UPDATED: 7/18/14 4:06 pm ET
WASHINGTON -- New documents reveal General Motors redesigned faulty ignition switches without changing the part number in more than the 2.59 million small cars at the center of its recall crisis.
Some of those additional vehicles underwent an ignition switch redesign as far back as 2004, GM said in a July 16 letter to regulators that was posted online today by the National Highway Traffic Safety Administration.
In some cases, the part number wasn't changed as would be required. It's possible that the old parts remained in circulation and were used to service vehicles, GM said.
The vehicles identified in the filing are among an additional 7.6 million the company flagged on June 30 for ignition-related issues.
CEO Mary Barra, who took over in January, has been making the case that the automaker's corporate culture regarding safety has changed. Barra has been called before Congress four times this year after it was determined the company waited at least a decade to recall millions of vehicles for ignition switches that could be inadvertently shut off when jarred, cutting power to the engine and deactivating air bags.
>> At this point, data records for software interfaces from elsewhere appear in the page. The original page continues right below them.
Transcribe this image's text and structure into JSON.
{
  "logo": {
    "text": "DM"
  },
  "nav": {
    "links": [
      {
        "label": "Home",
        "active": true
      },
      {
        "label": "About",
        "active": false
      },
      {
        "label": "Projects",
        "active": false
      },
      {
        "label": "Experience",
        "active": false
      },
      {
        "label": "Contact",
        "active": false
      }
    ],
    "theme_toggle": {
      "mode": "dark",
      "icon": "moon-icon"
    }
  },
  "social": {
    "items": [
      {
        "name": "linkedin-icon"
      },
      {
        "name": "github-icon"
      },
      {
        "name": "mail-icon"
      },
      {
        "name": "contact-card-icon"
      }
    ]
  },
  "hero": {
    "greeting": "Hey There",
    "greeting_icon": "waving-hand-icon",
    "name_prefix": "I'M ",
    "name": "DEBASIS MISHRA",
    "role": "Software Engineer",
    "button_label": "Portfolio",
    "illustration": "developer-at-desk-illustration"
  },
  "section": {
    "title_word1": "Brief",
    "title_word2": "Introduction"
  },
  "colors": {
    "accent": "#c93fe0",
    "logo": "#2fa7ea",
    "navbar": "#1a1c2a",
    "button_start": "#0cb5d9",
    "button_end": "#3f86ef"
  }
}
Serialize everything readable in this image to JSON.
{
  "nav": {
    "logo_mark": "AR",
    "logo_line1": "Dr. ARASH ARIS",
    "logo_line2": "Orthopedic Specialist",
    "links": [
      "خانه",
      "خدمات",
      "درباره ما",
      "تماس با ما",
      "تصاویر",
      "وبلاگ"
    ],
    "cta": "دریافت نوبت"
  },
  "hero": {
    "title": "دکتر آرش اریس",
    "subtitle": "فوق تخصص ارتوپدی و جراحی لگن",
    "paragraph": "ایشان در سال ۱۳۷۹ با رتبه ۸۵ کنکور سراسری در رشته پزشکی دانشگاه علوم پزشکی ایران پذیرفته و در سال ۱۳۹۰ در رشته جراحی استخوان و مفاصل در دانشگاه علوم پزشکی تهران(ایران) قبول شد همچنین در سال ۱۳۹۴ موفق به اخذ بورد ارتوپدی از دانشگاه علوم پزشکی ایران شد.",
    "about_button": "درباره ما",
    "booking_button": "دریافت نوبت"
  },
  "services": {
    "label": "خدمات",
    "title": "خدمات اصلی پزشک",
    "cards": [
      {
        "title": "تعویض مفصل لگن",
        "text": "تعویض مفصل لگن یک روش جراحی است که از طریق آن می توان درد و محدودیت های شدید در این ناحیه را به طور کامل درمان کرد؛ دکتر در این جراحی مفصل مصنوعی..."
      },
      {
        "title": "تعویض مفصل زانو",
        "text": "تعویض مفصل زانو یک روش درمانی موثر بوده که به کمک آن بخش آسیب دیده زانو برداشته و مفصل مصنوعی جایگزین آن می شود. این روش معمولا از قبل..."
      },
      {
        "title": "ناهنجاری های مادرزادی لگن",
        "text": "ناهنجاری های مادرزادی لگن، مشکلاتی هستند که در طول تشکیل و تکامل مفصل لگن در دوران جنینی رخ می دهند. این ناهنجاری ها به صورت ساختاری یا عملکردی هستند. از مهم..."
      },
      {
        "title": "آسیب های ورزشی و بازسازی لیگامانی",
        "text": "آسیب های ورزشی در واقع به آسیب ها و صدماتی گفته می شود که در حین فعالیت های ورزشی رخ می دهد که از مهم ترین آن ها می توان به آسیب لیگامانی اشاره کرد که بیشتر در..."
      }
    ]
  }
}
The ignition-switch recall began in February with about 2.59 million cars, including the Chevrolet Cobalt, and has since been expanded to cover at least 10 million vehicles.
As far back as 2003, GM received a complaint of a stalling Pontiac Grand Am and engineering changes were ultimately made to increase the turning force required in the ignition switch for that car, according to the letter.
Similar action was taken for some Chevrolet Malibu and Oldsmobile Alero models, the letter shows.
While the part number was changed in those cases, the old part number was designated as "use," making it possible that the faulty switch was used to fix other vehicles, GM said.
In 2004, an engineering change was made to the Pontiac Grand Prix ignition switch to be consistent with the Malibu and Alero changes. GM didn't change the Grand Prix ignition switch's part number.